    That idea literally sprung up from a well of complete and utter turmoil (another hidden benefit to rejection -- sometimes it might lead you towards an idea even more closely aligned with your dreams). There I was curled up on a bathroom floor, the nasty voice inside my head had taken over, physically crushing me into a fetal position, as I wailed out tears of self-hate and hopelessness.

    And then somewhere, somehow, the kinder voice spoke up and said: You are a dreamer. Don't stop dreaming. Don't stop trying. This is who you are. Running away from it won't work. Just be. And try. And breathe. It's going to be okay. You are going to be okay. You have something to give. Don't let this stop you.

    You too have another chance. Even if whatever specific thing you were rejected from doesn't offer another opportunity to try again, it doesn't mean you can't still get to the place you hoped that thing would get you to. There might be an even better way! This is not over, and in fact, it's just begun.

    You can also celebrate the fact that the rejection gets you into an exclusive club of people who try hard things (rejection party at my house, woo!). And if you keep going after the rejection, the club gets even more exclusive and amazing.

    4. You get to help others.
    The best part about the rejection club is that you get the honor and joy of using your experience to help newcomers.

    When you've been through something hard, something interesting happens -- you become uniquely armed with an experience that allows you to empathize with and help others in a way no one else can.

    While you definitely don't want to make someone else's rejection all about you, sharing your own story with them helps them see that they're not alone. You're also able to put yourself in their shoes and remember what you needed to hear at that time.

    Listen first and notice what stage they're at in the rejection. Don't just start offering advice or tell them it's going to be fine, unless they're at a farther along stage or definitively asking you for advice. Just use your intuition based on what you experienced. Listen to them first. Ask questions about how they feel. Maybe even ask them some of the questions in hidden benefit number two. Then share your story and what worked for you, without assuming that what worked for you will definitely work for them. Just give them the story to consider and weigh against their own journey.

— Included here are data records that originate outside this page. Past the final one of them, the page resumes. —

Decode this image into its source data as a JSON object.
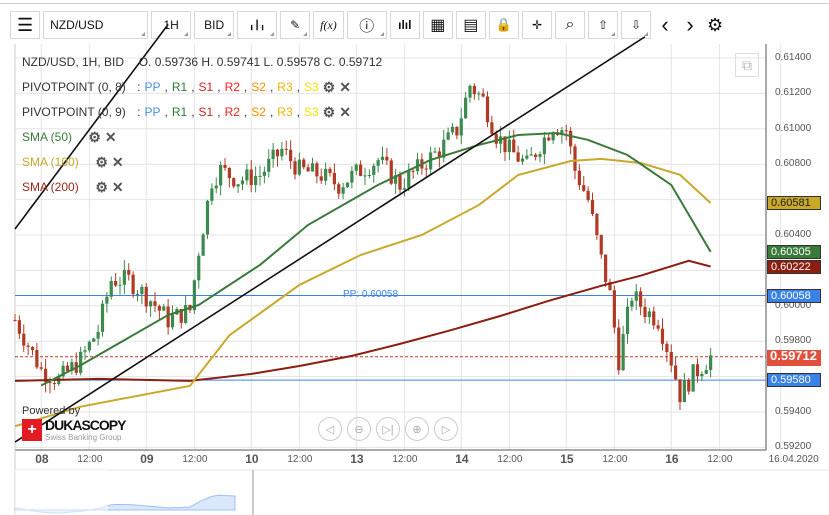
{
  "toolbar": {
    "menu": "☰",
    "symbol": "NZD/USD",
    "timeframe": "1H",
    "side": "BID",
    "candle": "╻┃╻",
    "draw": "✎",
    "fx": "f(x)",
    "info": "ⓘ",
    "bars": "ılıl",
    "calendar": "▦",
    "report": "▤",
    "lock": "🔒",
    "cursor": "✛",
    "zoom": "⌕",
    "upload": "⇧",
    "download": "⇩",
    "prev": "‹",
    "next": "›",
    "settings": "⚙"
  },
  "legend": {
    "title": "NZD/USD, 1H, BID",
    "ohlc": "O. 0.59736 H. 0.59741 L. 0.59578 C. 0.59712",
    "pivots": [
      {
        "label": "PIVOTPOINT (0, 8)"
      },
      {
        "label": "PIVOTPOINT (0, 9)"
      }
    ],
    "pivot_parts": [
      {
        "t": "PP",
        "c": "#4a90e2"
      },
      {
        "t": "R1",
        "c": "#2e7d32"
      },
      {
        "t": "S1",
        "c": "#c62828"
      },
      {
        "t": "R2",
        "c": "#ff2020"
      },
      {
        "t": "S2",
        "c": "#ff8c00"
      },
      {
        "t": "R3",
        "c": "#f0b400"
      },
      {
        "t": "S3",
        "c": "#f5e400"
      }
    ],
    "smas": [
      {
        "label": "SMA (50)",
        "color": "#3a7a3a"
      },
      {
        "label": "SMA (100)",
        "color": "#c9a82a"
      },
      {
        "label": "SMA (200)",
        "color": "#9a2a1a"
      }
    ]
  },
  "price_axis": {
    "ticks": [
      "0.61400",
      "0.61200",
      "0.61000",
      "0.60800",
      "0.60400",
      "0.60000",
      "0.59800",
      "0.59400",
      "0.59200"
    ],
    "labels": [
      {
        "text": "0.60581",
        "price": 0.60581,
        "bg": "#c9a82a",
        "fg": "#222"
      },
      {
        "text": "0.60305",
        "price": 0.60305,
        "bg": "#3a7a3a",
        "fg": "#fff"
      },
      {
        "text": "0.60222",
        "price": 0.60222,
        "bg": "#8b1e0e",
        "fg": "#fff"
      },
      {
        "text": "0.60058",
        "price": 0.60058,
        "bg": "#3b82e8",
        "fg": "#fff"
      },
      {
        "text": "0.59712",
        "price": 0.59712,
        "bg": "#e0503c",
        "fg": "#fff"
      },
      {
        "text": "0.59580",
        "price": 0.5958,
        "bg": "#3b82e8",
        "fg": "#fff"
      }
    ]
  },
  "time_axis": [
    {
      "t": "08",
      "bar": 6,
      "day": true
    },
    {
      "t": "12:00",
      "bar": 17
    },
    {
      "t": "09",
      "bar": 30,
      "day": true
    },
    {
      "t": "12:00",
      "bar": 41
    },
    {
      "t": "10",
      "bar": 54,
      "day": true
    },
    {
      "t": "12:00",
      "bar": 65
    },
    {
      "t": "13",
      "bar": 78,
      "day": true
    },
    {
      "t": "12:00",
      "bar": 89
    },
    {
      "t": "14",
      "bar": 102,
      "day": true
    },
    {
      "t": "12:00",
      "bar": 113
    },
    {
      "t": "15",
      "bar": 126,
      "day": true
    },
    {
      "t": "12:00",
      "bar": 137
    },
    {
      "t": "16",
      "bar": 150,
      "day": true
    },
    {
      "t": "12:00",
      "bar": 161
    },
    {
      "t": "16.04.2020",
      "bar": 175
    }
  ],
  "pp_label": "PP: 0.60058",
  "logo": {
    "powered": "Powered by",
    "brand": "DUKASCOPY",
    "sub": "Swiss Banking Group"
  },
  "nav": [
    "◁",
    "⊖",
    "▷|",
    "⊕",
    "▷"
  ],
  "chart_data": {
    "type": "candlestick",
    "ylim": [
      0.592,
      0.6148
    ],
    "close_points": [
      [
        0,
        0.5992
      ],
      [
        6,
        0.59637
      ],
      [
        10,
        0.59581
      ],
      [
        15,
        0.59694
      ],
      [
        19,
        0.59863
      ],
      [
        22,
        0.60146
      ],
      [
        26,
        0.60146
      ],
      [
        31,
        0.60033
      ],
      [
        35,
        0.5992
      ],
      [
        40,
        0.59976
      ],
      [
        42,
        0.60315
      ],
      [
        45,
        0.6071
      ],
      [
        47,
        0.60767
      ],
      [
        51,
        0.6071
      ],
      [
        56,
        0.60739
      ],
      [
        61,
        0.6088
      ],
      [
        65,
        0.60767
      ],
      [
        70,
        0.60739
      ],
      [
        74,
        0.60683
      ],
      [
        79,
        0.60767
      ],
      [
        83,
        0.60824
      ],
      [
        88,
        0.60683
      ],
      [
        93,
        0.60795
      ],
      [
        97,
        0.6088
      ],
      [
        101,
        0.60993
      ],
      [
        104,
        0.61247
      ],
      [
        107,
        0.61163
      ],
      [
        110,
        0.60965
      ],
      [
        113,
        0.6088
      ],
      [
        117,
        0.60795
      ],
      [
        120,
        0.6091
      ],
      [
        123,
        0.61021
      ],
      [
        126,
        0.60993
      ],
      [
        128,
        0.60767
      ],
      [
        131,
        0.60598
      ],
      [
        134,
        0.60259
      ],
      [
        136,
        0.60061
      ],
      [
        138,
        0.59694
      ],
      [
        141,
        0.60061
      ],
      [
        144,
        0.59976
      ],
      [
        147,
        0.5992
      ],
      [
        150,
        0.59694
      ],
      [
        152,
        0.595
      ],
      [
        155,
        0.5961
      ],
      [
        159,
        0.59712
      ]
    ],
    "sma50": [
      [
        6,
        0.5955
      ],
      [
        15,
        0.59664
      ],
      [
        35,
        0.59948
      ],
      [
        42,
        0.60005
      ],
      [
        56,
        0.60231
      ],
      [
        67,
        0.60457
      ],
      [
        83,
        0.60683
      ],
      [
        95,
        0.60824
      ],
      [
        106,
        0.60909
      ],
      [
        115,
        0.60965
      ],
      [
        124,
        0.60976
      ],
      [
        131,
        0.60937
      ],
      [
        140,
        0.60852
      ],
      [
        150,
        0.60683
      ],
      [
        159,
        0.60305
      ]
    ],
    "sma100": [
      [
        0,
        0.5932
      ],
      [
        15,
        0.5943
      ],
      [
        40,
        0.59548
      ],
      [
        49,
        0.59833
      ],
      [
        65,
        0.60118
      ],
      [
        79,
        0.60287
      ],
      [
        93,
        0.604
      ],
      [
        106,
        0.60569
      ],
      [
        115,
        0.60739
      ],
      [
        127,
        0.60818
      ],
      [
        134,
        0.6083
      ],
      [
        143,
        0.60807
      ],
      [
        152,
        0.6074
      ],
      [
        159,
        0.60581
      ]
    ],
    "sma200": [
      [
        0,
        0.59576
      ],
      [
        19,
        0.59587
      ],
      [
        40,
        0.59576
      ],
      [
        54,
        0.59615
      ],
      [
        65,
        0.5966
      ],
      [
        77,
        0.59717
      ],
      [
        88,
        0.59785
      ],
      [
        99,
        0.59858
      ],
      [
        111,
        0.59943
      ],
      [
        122,
        0.60028
      ],
      [
        134,
        0.60113
      ],
      [
        143,
        0.6017
      ],
      [
        154,
        0.60254
      ],
      [
        159,
        0.60222
      ]
    ],
    "trendlines": [
      {
        "from": [
          0,
          0.60434
        ],
        "to": [
          35,
          0.6159
        ]
      },
      {
        "from": [
          0,
          0.5923
        ],
        "to": [
          144,
          0.6152
        ]
      }
    ],
    "hlines": [
      {
        "price": 0.60058,
        "color": "#3b82e8",
        "style": "solid"
      },
      {
        "price": 0.5958,
        "color": "#3b82e8",
        "style": "solid"
      },
      {
        "price": 0.59712,
        "color": "#c0392b",
        "style": "dashed"
      }
    ]
  }
}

    If you are reading this because you just went through a brutal rejection, know that one day this horrible feeling can transform into something good. You will be able to relate to people in a new way that will make them so grateful for you and make you swell with joy when you realize your experience helped someone else.

    In the deepest darkest moments of grief over your rejection, remind yourself that you are not alone, that this is normal and that this experience doesn't have to be a waste. You know something new about rejection that you didn't know before. And if you can continue to move forward despite it, you are going to be a hero one day to those who need your gift and those who'll need a shoulder to cry on when they are rejected.

    And if you need a shoulder to cry on right now, I want to leave you with this:

    This rejection is not personal. It's okay if it feels personal. It's okay to cry. It's okay to yell. It's okay to vent and scream and blubber. Let yourself feel it. But whatever you do don't let it feed that nasty voice inside your head. This rejection says nothing about you. Nothing! It says something about them. You are not this rejection. You are more than it, and it might play a beautiful and important role in your life, leading you somewhere even better, or teaching you something that might make your dream happen next time, or the next. Keep going and don't let this keep you from shining. Learn from it, but don't let it ruin you. Don't let it make you hide or dim a little bit of yourself because you're afraid of getting rejected again. No one would blame you for doing so. It's what everything in your body is telling you to do. But fight it. Because we need your art, we need your gifts, we need your dream.

    Thank you for trying. Thank you for caring. Thank you for doing something that got you rejected. Thank you for being brave. I hope you try again. It's okay to give up on things, opportunities, even dreams. Just never, never, give up on you.